In a different year, Timothée Chalamet would have been a clear Best Actor frontrunner for his performance as the musically precocious 17-year-old Elio, who finds himself falling under the slightly confusing spell of Oliver (Armie Hammer), who is staying at the rural Italian home of Elio’s professor father (Michael Stuhlbarg) while working as a summer intern. Their relationship matures from nervous and standoffish to intense and romantic, with both men internally questioning the wisdom of embarking upon an inherently short-lived summer together.
Few films in recent memory have been able to evoke a period and an environment as vividly as Call Me By Your Name. Through the keen vision of Luca Guadagnino and the setting in his native Italy, as well as the 35mm film running through DoP Sayombhu Mukdeeprom’s camera, every frame of the movie radiates heat, both literal and metaphorical, as well as the wistful, almost mythical nostalgia of a half-forgotten summer. Call Me By Your Name is about feel more than plot, with the ethereal strains of Sufjan Stevens’s original songs – including the Oscar-nommed ‘Mystery of Love’ – providing the perfect accompaniment.
But it’s the performances that really resonate in Call Me By Your Name. It’s a grave injustice that Timothée Chalamet wasn’t rewarded for his outstanding work, conjuring the perfect contradiction of a cocksure know-it-all with no grasp on the maelstrom of feelings flying through him.

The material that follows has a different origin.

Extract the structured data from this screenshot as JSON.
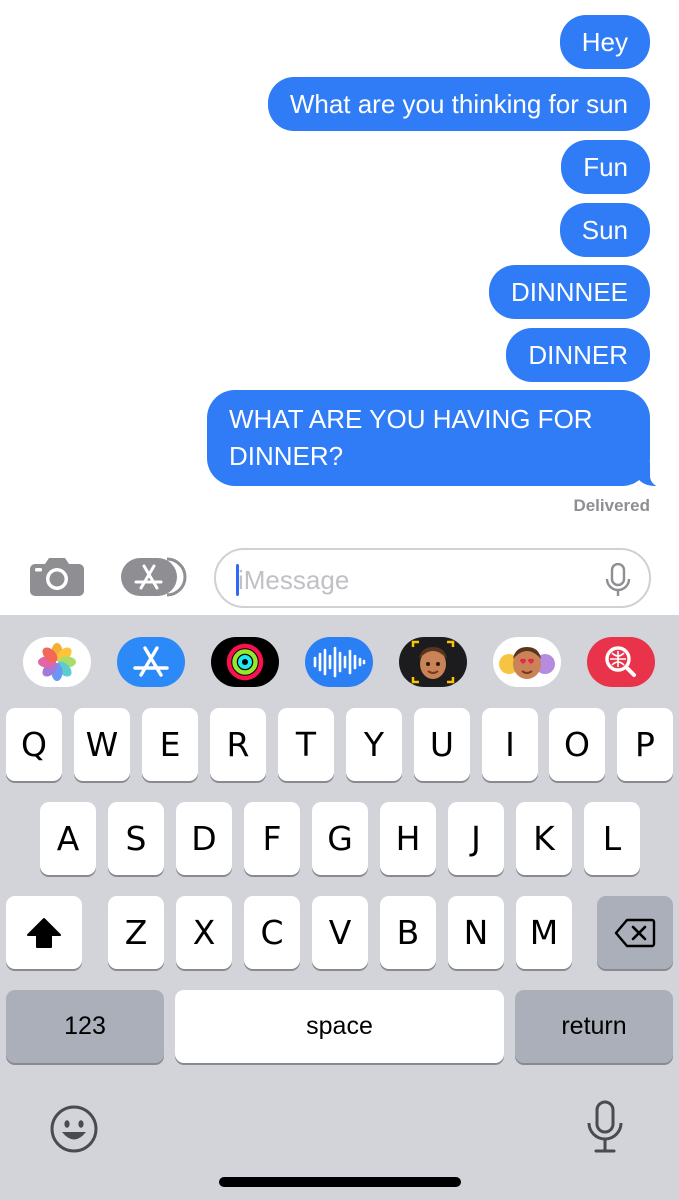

Armie Hammer, meanwhile, was born to play the preposterously handsome, well-read avatar of perfection, who is gradually sanded down and humanised by his relationship with Elio. The third pillar is Michael Stuhlbarg, who comes alive in a final scene between him and his son that is one of the most tender and believable moments committed to celluloid in recent years.
There is something about Call Me By Your Name that has been lost in the transfer from the big screen to the small screen. Its sumptuous visual style is designed for the biggest screen imaginable, which is something that even the best Blu-ray can’t mimic. With that said, this is a movie that’s about its characters, and they resonate with a power that transcends the format in which the performances are being shown. The movie remains an intoxicating journey into a world of love and wonderment, with a devastatingly simple final shot that you’ll struggle to forget.
A pretty standard selection here. There’s a commentary track, Q&A recording, a making of featurette where everyone talks about how lovely the experience was, the trailer and a music video for that stunning Oscar-nominated song.
Pop or Poop?
If you managed to miss Call Me By Your Name on its cinema run, you owe it to yourself to pick up the Blu-ray. The movie is one of the most beautiful romance stories told on the big screen in recent years, but it’s one that has a handle on the real trials and tribulations of love, whether gay or straight.
Chalamet and Hammer are fantastic, with Stuhlbarg swinging in for the final act to break your heart all over again. This is a special piece of work.
Do you agree with my review? Let me know in the comments section.
Call Me By Your Name is available on Blu-ray and DVD in the UK now, courtesy of Sony Pictures Home Entertainment.